Craving is a complex phenomenon that affects us all.
Whether it’s a craving for food, alcohol, or drugs, the exact underlying mechanisms remain elusive.
But a new study has shed light on this subject, identifying a pattern of brain activation that differentiates drug users from non-users.
This article summarizes the authors’ findings and presents the implications for addiction and recovery.
The Science Behind Craving
The Brain Regions Involved
The human brain is a marvel of nature, and understanding its workings has been a continuous journey.
In the context of craving, specific areas like the ventromedial prefrontal cortex (vmPFC), ventral striatal/nucleus accumbens (VS/NAc), and insula regions play a vital role.
These regions are responsible for decision-making, reward processing, and emotional regulation.
The Neurobiological Craving Signature (NCS)
The study led by Leonie Koban introduced the concept of the Neurobiological Craving Signature (NCS).
This mathematical model integrates activities across different brain regions, providing a comprehensive understanding of craving.
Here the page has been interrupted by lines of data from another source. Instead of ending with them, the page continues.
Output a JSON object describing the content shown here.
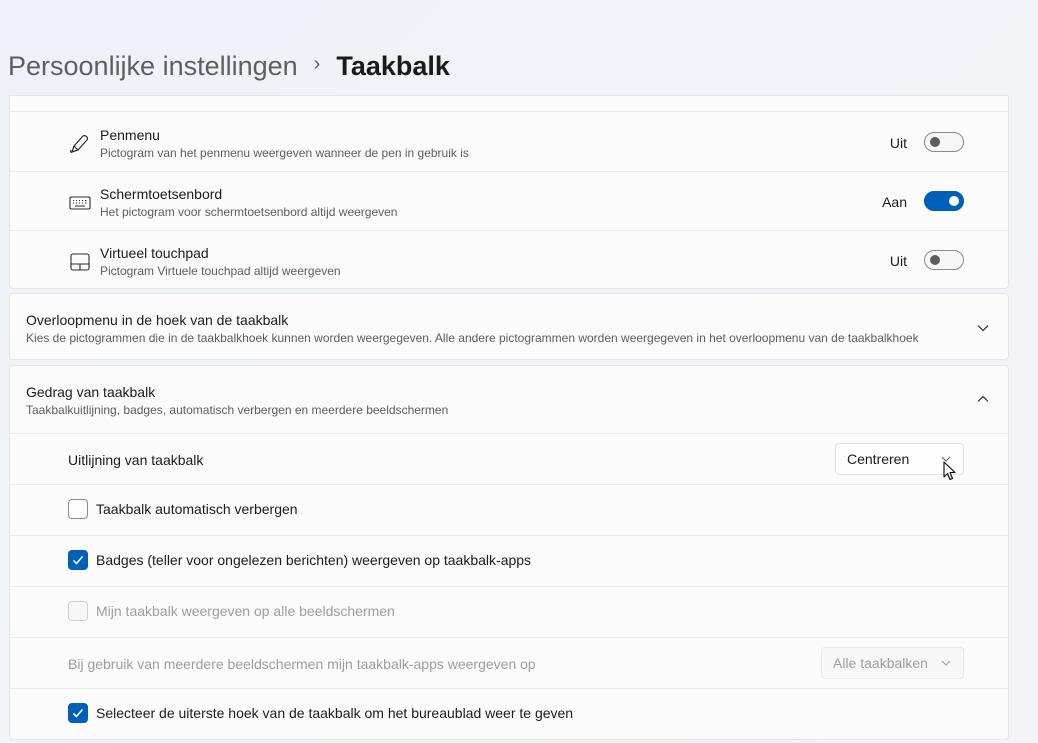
{
  "breadcrumb": {
    "parent": "Persoonlijke instellingen",
    "separator": "›",
    "current": "Taakbalk"
  },
  "pen_items": [
    {
      "icon": "pen-icon",
      "title": "Penmenu",
      "subtitle": "Pictogram van het penmenu weergeven wanneer de pen in gebruik is",
      "state": "Uit",
      "on": false
    },
    {
      "icon": "keyboard-icon",
      "title": "Schermtoetsenbord",
      "subtitle": "Het pictogram voor schermtoetsenbord altijd weergeven",
      "state": "Aan",
      "on": true
    },
    {
      "icon": "touchpad-icon",
      "title": "Virtueel touchpad",
      "subtitle": "Pictogram Virtuele touchpad altijd weergeven",
      "state": "Uit",
      "on": false
    }
  ],
  "overflow": {
    "title": "Overloopmenu in de hoek van de taakbalk",
    "subtitle": "Kies de pictogrammen die in de taakbalkhoek kunnen worden weergegeven. Alle andere pictogrammen worden weergegeven in het overloopmenu van de taakbalkhoek",
    "expanded": false
  },
  "behavior": {
    "title": "Gedrag van taakbalk",
    "subtitle": "Taakbalkuitlijning, badges, automatisch verbergen en meerdere beeldschermen",
    "expanded": true,
    "alignment_label": "Uitlijning van taakbalk",
    "alignment_value": "Centreren",
    "autohide_label": "Taakbalk automatisch verbergen",
    "autohide_checked": false,
    "badges_label": "Badges (teller voor ongelezen berichten) weergeven op taakbalk-apps",
    "badges_checked": true,
    "all_displays_label": "Mijn taakbalk weergeven op alle beeldschermen",
    "all_displays_checked": false,
    "multi_label": "Bij gebruik van meerdere beeldschermen mijn taakbalk-apps weergeven op",
    "multi_value": "Alle taakbalken",
    "corner_label": "Selecteer de uiterste hoek van de taakbalk om het bureaublad weer te geven",
    "corner_checked": true
  },
  "colors": {
    "accent": "#005fb8",
    "card": "#fbfbfb",
    "disabled_text": "#9d9d9d"
  }
}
It’s a groundbreaking approach that offers a unified perspective on craving across various substances and experiences.
The Study: A Closer Look
Participants and Methodology
The research involved 99 participants, including smokers, non-smokers, alcohol users, and cocaine users.
Functional magnetic resonance imaging (fMRI) was used to study brain activation patterns during craving experiences.
Participants were exposed to cues related to their specific cravings, allowing researchers to observe real-time brain responses.
The NCS model successfully predicted craving across all groups, with an accuracy rate of 82%.
The researchers noted, “The NCS model predicted craving with an accuracy of 82% across all groups, and was most effective in predicting craving in non-smokers and non-users of cocaine.”
This finding is significant as it demonstrates the universality of craving mechanisms across different substances.
The identification of the NCS opens new doors in understanding addiction and recovery.
It provides a diagnostic neuromarker for substance use and reveals similarities between drug and food craving.
These insights could lead to innovative treatments and interventions, personalized therapies, and a more compassionate approach to addiction recovery.
The Human Connection: Craving in Everyday Life
Craving is not just a scientific term ; it’s a part of our daily existence.
The study’s findings resonate with our personal experiences, offering a deeper understanding of why we crave certain substances or experiences.
The researchers concluded, “In both Western and Eastern philosophy, craving has been considered a source of suffering and unhappiness.” This philosophical insight aligns with the scientific findings, bridging the gap between science and human experience.
Personal Reflections on Craving
Understanding craving from a scientific perspective allows us to reflect on our personal experiences.
Whether it’s craving for a favorite food, a glass of wine, or a cigarette, the underlying mechanisms seem to be the same.
Recognizing this can empower us to take control of our cravings and make informed decisions.
The Role of Society and Culture
Society and culture play a significant role in shaping our cravings.
Advertising, peer pressure, and cultural norms influence our desires and preferences.
Understanding the neurobiological basis of craving can lead to more responsible marketing practices and societal attitudes towards addiction and recovery.
The discovery of the Neurobiological Craving Signature (NCS) is a significant step in unraveling the mystery of craving.
It offers a scientific basis for understanding addiction and recovery, providing valuable insights for professionals and individuals alike.
The study’s findings are not just a scientific breakthrough; they reflect our human experience, offering a glimpse into the complex world of craving.
It’s a reminder that science continues to uncover the intricacies of our minds, bringing us closer to understanding ourselves.
I have no doubt that over the next 5-10 years, we will build on these findings and get closer to understanding exactly what it is that makes us “want”. ♥️
“Craving and desire are the cause of all unhappiness. Everything sooner or later must change, so do not become attached to anything. Instead devote yourself to clearing your mind and finding true, lasting happiness.”Buddha